In biz class you have one seat mate, and since I often travel alone, that person is usually a stranger. On the bigger, fancier planes — like United’s Polaris service, the ones that fly overseas — each seat is sort of sequestered, so a traveler has his or her own little space. But on domestic routes, you typically get a seat mate.
I like to think I’m polite when I fly — saying hello to my seat mate and exchanging pleasantries about how the day is going is within my range — but I’m not chatty. A four or five or six hour trip is, for me, a chance to read my Kindle, or watch a movie with earphones on, or close my eyes and doze. I go into full-on introvert mode.
On the Minneapolis to Seattle flight, my seat mate was talkative — or tried to be. She asked for a Bloody Mary and got not only the mixed drink, but another small bottle of vodka and a glass of tomato juice, in case she wanted a refill. She did, and joked out loud about being tipsy upon arrival. I smiled but didn’t engage. Our meal came. Since the flight was just a little over three hours, I put on my earphones and started the movie. I think she was disappointed.

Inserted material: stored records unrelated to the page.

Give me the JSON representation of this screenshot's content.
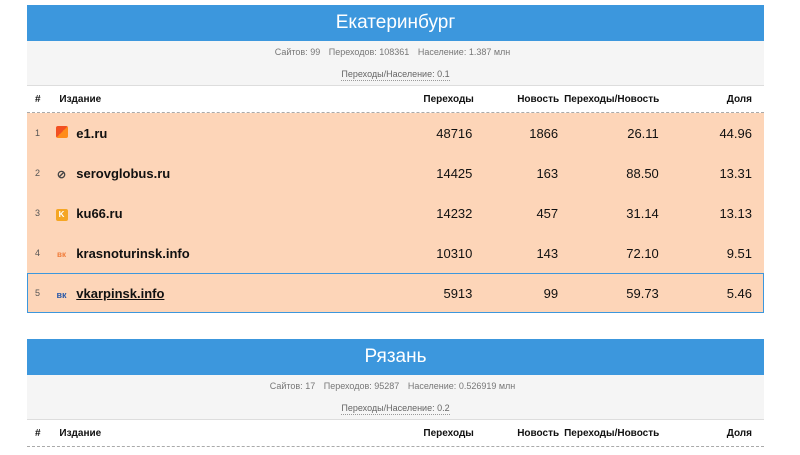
{
  "sections": [
    {
      "title": "Екатеринбург",
      "stats": {
        "sites_label": "Сайтов:",
        "sites_value": "99",
        "hits_label": "Переходов:",
        "hits_value": "108361",
        "population_label": "Население:",
        "population_value": "1.387 млн",
        "ratio_label": "Переходы/Население:",
        "ratio_value": "0.1"
      },
      "columns": {
        "num": "#",
        "name": "Издание",
        "hits": "Переходы",
        "news": "Новость",
        "ratio": "Переходы/Новость",
        "share": "Доля"
      },
      "rows": [
        {
          "num": "1",
          "icon": "e1-logo-icon",
          "name": "e1.ru",
          "hits": "48716",
          "news": "1866",
          "ratio": "26.11",
          "share": "44.96"
        },
        {
          "num": "2",
          "icon": "serovglobus-logo-icon",
          "name": "serovglobus.ru",
          "hits": "14425",
          "news": "163",
          "ratio": "88.50",
          "share": "13.31"
        },
        {
          "num": "3",
          "icon": "ku66-logo-icon",
          "name": "ku66.ru",
          "hits": "14232",
          "news": "457",
          "ratio": "31.14",
          "share": "13.13"
        },
        {
          "num": "4",
          "icon": "krasnoturinsk-logo-icon",
          "name": "krasnoturinsk.info",
          "hits": "10310",
          "news": "143",
          "ratio": "72.10",
          "share": "9.51"
        },
        {
          "num": "5",
          "icon": "vkarpinsk-logo-icon",
          "name": "vkarpinsk.info",
          "hits": "5913",
          "news": "99",
          "ratio": "59.73",
          "share": "5.46"
        }
      ]
    },
    {
      "title": "Рязань",
      "stats": {
        "sites_label": "Сайтов:",
        "sites_value": "17",
        "hits_label": "Переходов:",
        "hits_value": "95287",
        "population_label": "Население:",
        "population_value": "0.526919 млн",
        "ratio_label": "Переходы/Население:",
        "ratio_value": "0.2"
      },
      "columns": {
        "num": "#",
        "name": "Издание",
        "hits": "Переходы",
        "news": "Новость",
        "ratio": "Переходы/Новость",
        "share": "Доля"
      }
    }
  ]
}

Before getting on the plane I took the opportunity to get my leather shoes polished, and that conversation actually was engaging. The guy had been doing airport traveler shoes for 40 years. His daughter was just graduating with a Master’s degree, and he didn’t think she’d ever have to bend over people’s feet the way he did to make a living. He wasn’t bitter or demeaning of his line of work — he just seemed glad his daughter didn’t have to do it. And he had a granddaughter graduating from high school. He did a great job, and I gave him a big tip. Jerry used to keep a shoeshine kit with a well-worn rag for applying polish, which I kept for about ten years and then got rid of because I didn’t think I’d buy that kind of leather shoes again. I recognize a well-seasoned polish rag from Jerry’s kit, and that’s what started our conversation.